Hi neighbors. I did my annual stint as judge for the speech tournament again this year. That's always interesting. I admire the students who participate -- both our students who act as hosts and the students who are here to compete.
They all seem so much more competent and well, "cool" about the whole thing than I remember my high school peers being. Of course my high school days were pretty long ago so my memory might not represent a true picture.
Just to make certain my high school friends weren't as immature as I remembered them, I got out the yearbook and looked. That was a mistake. We DID look young! I wondered then if the differences weren't more skin deep than anything else. Even the "skin deep" ones were odd enough.
Like all teenagers we 60s students all pretty much looked alike.
The girls all wore their hair up or had it cut short or neck-length. Teased hair (I think they called it "back-combed" in England which of course was a major influence after the Beatles) was popular. Flips were the rage.
Girls who had long hair wanted it straight and flat with bangs. If your hair tended to curl you could iron it with your mother's steam iron (no steam used of course!) Steam irons were the big thing at the time too. People did do a lot of ironing. since everything was some type of cotton, wool or a blend of both.
Girl students had to wear dresses or skirts. And they had to meet certain standards. Your skirt had to come below your knees when I started high school. Then the mini skirt came out and to compete with that, girls were allowed to wear skirts with hemlines in the middle of their knees.
The real test given at the principal's office was the girl had to kneel on her knees and if the skirt hem didn't touch the floor she was sent home to make adjustments.
Blouses had to be long enough to tuck into a skirt. Midriffs were kept covered and like the actress on "I Dream of Jeanie" no belly buttons could be shown.
Boys could wear jeans by the mid-60s and didn't have to wear dress slacks, although many still did. Jeans were expected to look new, which meant they had to have a crease and be a dark blue. No black jeans back then and certainly none that had holes, torn hems or looked green or faded.
The guys wore their hair parted on one side and combed, short in the back although the "duck tail" was popular. No beards were allowed.
Collars were worn turned up in the back. Dress shoes were cheaper and thus more popular than sneakers. It was only towards the end of my high school days that canvass shoes became popular off of the gym floor. On the gym floor it was high tops.
The hippie scene of the east and west coasts didn't have that big an influence on a small school in Missouri.
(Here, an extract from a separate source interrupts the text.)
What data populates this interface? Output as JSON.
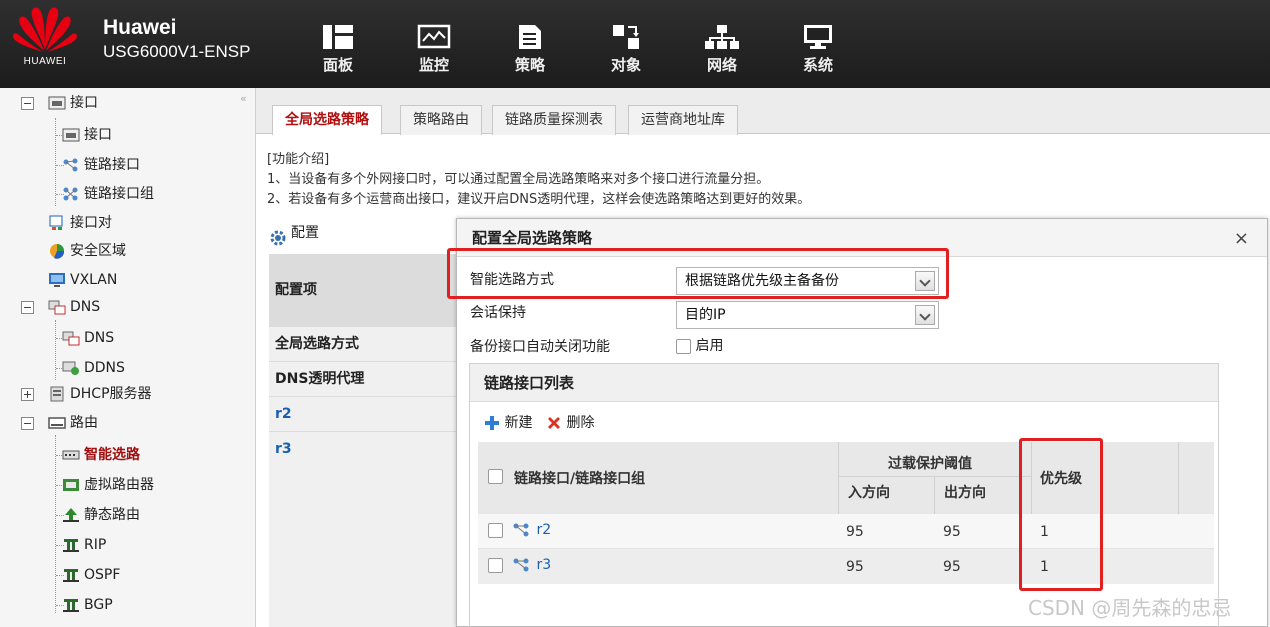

The music was good though and everyone loved the new English sound.
Girls looked forward to marriage more than careers and boys faced the draft after graduation --including a trip to Vietnam.
Like today's students, we felt we could pretty much change the world once we were turned out into the main stream. Attending college after graduation wasn't considered a real necessity to getting a good paying job.
Fast food jobs weren't available yet, but working after school in a café was an option. Boys hauled hay in the summer for gas and dating money. Dates usually included a trip to the drive-in and eating hamburgers or hot dogs there or at the local diner afterwards.
Competitions were fierce between schools for sports. Not as much for other things like speech, vocal music or band.
Our speech and music competitions would take us to Springfield, Joplin, or other area schools. Performances were graded on a scale of III, II or I as the highest.
Looking back, I don't think debate entries were as popular as they are now. Going to other towns for these competitions did offer experiences not available in my small town.
Maybe that's the main difference between today's teen and when I was a teenager. Through television, movies and the Internet, teens today can see and hear things we never even thought about. Don't know if that's good or bad in the long run.
Until the next time friends remember, whether you have kids in school or not, support the local school activities and get involved as a judge or sponsor. You'll have fun.